If you can’t tell the difference between Jereme Richmond and Harrison Barnes, then you shouldn’t be quoted in a major American newspaper about Jereme Richmond’s potential as an NBA-level player. I respect Crawford Richmond’s loving compassion for his nephew, but that nephew defined the term underwhelming last season at Illinois.
And “way better” than Kyrie Irving? Even if you consider Irving the most suspect of No. 1 overall picks, that’s straight-laced hyperbole coming from Crawford.
Richmond (who was chief among the misfit toys at this year’s NBA Draft) averaged 7.6 points and 5 rebounds per game last year. He frustrated a fanbase that was hoping he and senior Demetri McCamey would lead the Illini to the Final Four. Richmond should have returned to school. But he and head coach Bruce Weber butted heads. From what I gather, there was evidence of conflict, including Richmond not even playing for Illinois in the NCAA tournament and rumors about other infighting on the team.
Going for NBA dollars immediately instead of transferring, sitting out a year, and most likely improving his game in a more-ideal situation wasn’t the answer Richmond chose. So few players with fringe NBA talent have the wherewithal to put patience into their game and force themselves into new locations before they get to their so-desired final location: the NBA. Crawford Richmond admits as much, though he puts a lot of blame on one particular person.
He says it was a constant chorus from friends, agents, the media and, in particular, Illinois assistant coach Jerrance Howard. Howard handled Richmond's recruitment at Illinois after former assistant Tracy Webster left for an assistant's job at Kentucky.
Howard has been credited with helping to reinvigorate the Illini's recruiting.
In Jereme Richmond's case, his uncle says Howard repeatedly told the player that he was bound for the NBA after one season at Illinois. Crawford Richmond's implication is clear: Howard mislead Jereme to ensure the player would keep his commitment to attend Illinois.
"Jerrance Howard recruited him on the basis that you're 'one-and done,' so that was in a young kid's mind," Crawford Richmond said.
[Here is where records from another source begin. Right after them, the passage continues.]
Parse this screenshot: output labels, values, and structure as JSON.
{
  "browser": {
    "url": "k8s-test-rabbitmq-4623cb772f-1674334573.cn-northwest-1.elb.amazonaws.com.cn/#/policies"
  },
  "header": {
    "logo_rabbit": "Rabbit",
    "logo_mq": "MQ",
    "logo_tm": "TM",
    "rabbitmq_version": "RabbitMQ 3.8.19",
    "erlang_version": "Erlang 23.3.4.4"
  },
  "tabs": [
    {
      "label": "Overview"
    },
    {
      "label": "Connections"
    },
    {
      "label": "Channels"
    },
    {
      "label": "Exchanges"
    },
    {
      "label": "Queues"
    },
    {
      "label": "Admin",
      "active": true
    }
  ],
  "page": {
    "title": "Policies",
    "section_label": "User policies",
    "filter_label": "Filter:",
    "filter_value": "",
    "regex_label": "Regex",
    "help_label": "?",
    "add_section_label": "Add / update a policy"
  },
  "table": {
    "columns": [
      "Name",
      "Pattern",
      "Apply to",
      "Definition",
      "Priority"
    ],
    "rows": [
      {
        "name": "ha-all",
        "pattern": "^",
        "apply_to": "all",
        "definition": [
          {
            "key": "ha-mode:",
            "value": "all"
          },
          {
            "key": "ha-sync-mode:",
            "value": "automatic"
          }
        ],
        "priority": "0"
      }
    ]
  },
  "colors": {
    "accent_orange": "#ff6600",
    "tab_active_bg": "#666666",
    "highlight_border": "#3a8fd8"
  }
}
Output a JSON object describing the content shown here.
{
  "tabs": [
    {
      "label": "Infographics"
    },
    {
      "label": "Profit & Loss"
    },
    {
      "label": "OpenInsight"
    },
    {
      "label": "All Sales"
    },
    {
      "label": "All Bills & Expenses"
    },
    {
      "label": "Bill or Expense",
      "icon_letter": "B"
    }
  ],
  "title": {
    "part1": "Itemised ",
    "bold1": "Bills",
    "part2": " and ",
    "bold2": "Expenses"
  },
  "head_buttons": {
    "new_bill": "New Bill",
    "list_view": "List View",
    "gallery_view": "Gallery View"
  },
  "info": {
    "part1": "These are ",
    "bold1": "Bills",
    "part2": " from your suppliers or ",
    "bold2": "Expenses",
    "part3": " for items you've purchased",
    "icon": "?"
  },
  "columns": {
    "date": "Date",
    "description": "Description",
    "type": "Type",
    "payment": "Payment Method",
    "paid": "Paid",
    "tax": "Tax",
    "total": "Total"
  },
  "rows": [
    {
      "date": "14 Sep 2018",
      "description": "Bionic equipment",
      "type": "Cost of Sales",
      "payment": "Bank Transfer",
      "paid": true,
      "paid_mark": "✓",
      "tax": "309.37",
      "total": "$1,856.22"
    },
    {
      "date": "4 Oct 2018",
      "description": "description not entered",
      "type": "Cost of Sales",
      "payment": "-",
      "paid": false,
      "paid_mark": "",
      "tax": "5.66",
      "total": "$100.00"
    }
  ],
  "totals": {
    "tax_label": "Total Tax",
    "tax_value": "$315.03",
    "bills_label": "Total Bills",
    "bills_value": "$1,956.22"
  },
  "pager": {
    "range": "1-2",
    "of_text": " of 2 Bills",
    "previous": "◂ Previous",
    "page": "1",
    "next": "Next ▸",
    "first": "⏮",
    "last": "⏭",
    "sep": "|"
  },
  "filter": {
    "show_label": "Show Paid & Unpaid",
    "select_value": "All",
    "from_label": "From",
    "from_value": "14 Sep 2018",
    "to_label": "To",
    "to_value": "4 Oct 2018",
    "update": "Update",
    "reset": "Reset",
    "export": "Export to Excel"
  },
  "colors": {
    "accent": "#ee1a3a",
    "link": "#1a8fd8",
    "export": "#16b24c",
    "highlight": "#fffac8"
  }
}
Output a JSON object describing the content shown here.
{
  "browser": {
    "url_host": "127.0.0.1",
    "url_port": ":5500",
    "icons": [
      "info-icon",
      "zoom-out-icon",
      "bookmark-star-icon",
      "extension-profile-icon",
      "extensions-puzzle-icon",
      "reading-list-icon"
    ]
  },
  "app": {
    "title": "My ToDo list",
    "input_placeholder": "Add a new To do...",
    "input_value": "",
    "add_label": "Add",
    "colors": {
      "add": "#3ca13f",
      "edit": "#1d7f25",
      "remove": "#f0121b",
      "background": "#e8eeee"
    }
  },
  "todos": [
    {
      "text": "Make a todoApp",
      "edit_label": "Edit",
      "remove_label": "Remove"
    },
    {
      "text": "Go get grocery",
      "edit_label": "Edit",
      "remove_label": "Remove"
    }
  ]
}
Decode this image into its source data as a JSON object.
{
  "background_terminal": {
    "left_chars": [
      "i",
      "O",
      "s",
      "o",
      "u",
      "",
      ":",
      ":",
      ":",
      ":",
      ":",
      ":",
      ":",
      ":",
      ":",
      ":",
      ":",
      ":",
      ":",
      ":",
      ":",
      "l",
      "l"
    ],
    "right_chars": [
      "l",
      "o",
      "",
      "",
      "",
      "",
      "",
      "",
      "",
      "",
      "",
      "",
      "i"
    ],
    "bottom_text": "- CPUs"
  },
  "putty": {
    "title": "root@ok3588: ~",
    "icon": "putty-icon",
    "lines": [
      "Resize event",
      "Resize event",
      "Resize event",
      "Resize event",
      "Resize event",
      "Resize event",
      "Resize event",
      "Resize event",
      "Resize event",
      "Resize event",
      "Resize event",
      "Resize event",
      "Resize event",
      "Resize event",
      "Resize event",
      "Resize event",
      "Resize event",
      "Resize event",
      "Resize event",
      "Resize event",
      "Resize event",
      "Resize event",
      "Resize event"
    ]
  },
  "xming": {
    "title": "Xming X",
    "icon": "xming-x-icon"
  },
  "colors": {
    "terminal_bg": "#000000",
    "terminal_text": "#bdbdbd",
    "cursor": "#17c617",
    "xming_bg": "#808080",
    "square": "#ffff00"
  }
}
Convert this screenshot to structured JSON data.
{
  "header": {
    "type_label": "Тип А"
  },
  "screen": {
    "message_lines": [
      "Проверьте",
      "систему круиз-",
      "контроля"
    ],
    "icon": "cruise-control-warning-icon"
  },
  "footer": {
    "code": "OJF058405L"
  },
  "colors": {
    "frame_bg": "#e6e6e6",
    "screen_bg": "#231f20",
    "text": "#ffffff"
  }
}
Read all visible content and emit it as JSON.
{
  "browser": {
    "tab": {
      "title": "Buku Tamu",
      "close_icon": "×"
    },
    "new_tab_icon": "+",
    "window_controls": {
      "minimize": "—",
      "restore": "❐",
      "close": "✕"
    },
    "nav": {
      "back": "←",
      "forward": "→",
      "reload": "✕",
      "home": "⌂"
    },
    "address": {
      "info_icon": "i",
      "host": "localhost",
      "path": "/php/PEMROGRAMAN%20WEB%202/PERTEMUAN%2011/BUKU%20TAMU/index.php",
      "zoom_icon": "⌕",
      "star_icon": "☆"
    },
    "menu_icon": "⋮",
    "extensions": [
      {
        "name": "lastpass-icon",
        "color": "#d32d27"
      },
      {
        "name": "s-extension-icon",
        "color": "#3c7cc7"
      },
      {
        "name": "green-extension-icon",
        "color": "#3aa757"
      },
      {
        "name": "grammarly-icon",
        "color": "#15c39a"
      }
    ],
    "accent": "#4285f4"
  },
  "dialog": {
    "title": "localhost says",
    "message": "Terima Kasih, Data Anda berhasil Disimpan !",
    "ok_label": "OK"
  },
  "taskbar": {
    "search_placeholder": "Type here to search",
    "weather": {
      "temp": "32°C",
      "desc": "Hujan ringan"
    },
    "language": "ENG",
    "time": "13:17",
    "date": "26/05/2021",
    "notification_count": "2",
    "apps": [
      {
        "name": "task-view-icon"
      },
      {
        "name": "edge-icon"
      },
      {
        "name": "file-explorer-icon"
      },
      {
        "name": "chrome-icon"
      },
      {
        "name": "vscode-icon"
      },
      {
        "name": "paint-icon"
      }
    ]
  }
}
And if you read the story, you’ll see Crawford Richmond hates Jerrance Howard now for it. It’s a shame, for sure. Jereme Richmond embodied Illinois basketball last year, though. I remember talking to someone in college basketball about how no team in the sport had more players on its roster that could one day make money, at some level, playing the game than Illinois.
Yet you saw what the team did. It wasn’t all Richmond fault, but his last decision with the Illini was his worst. The only thing he has in common with Kyrie Irving is the decision to leave school after one year. In that regard, he should have tried to be more like Harrison Barnes.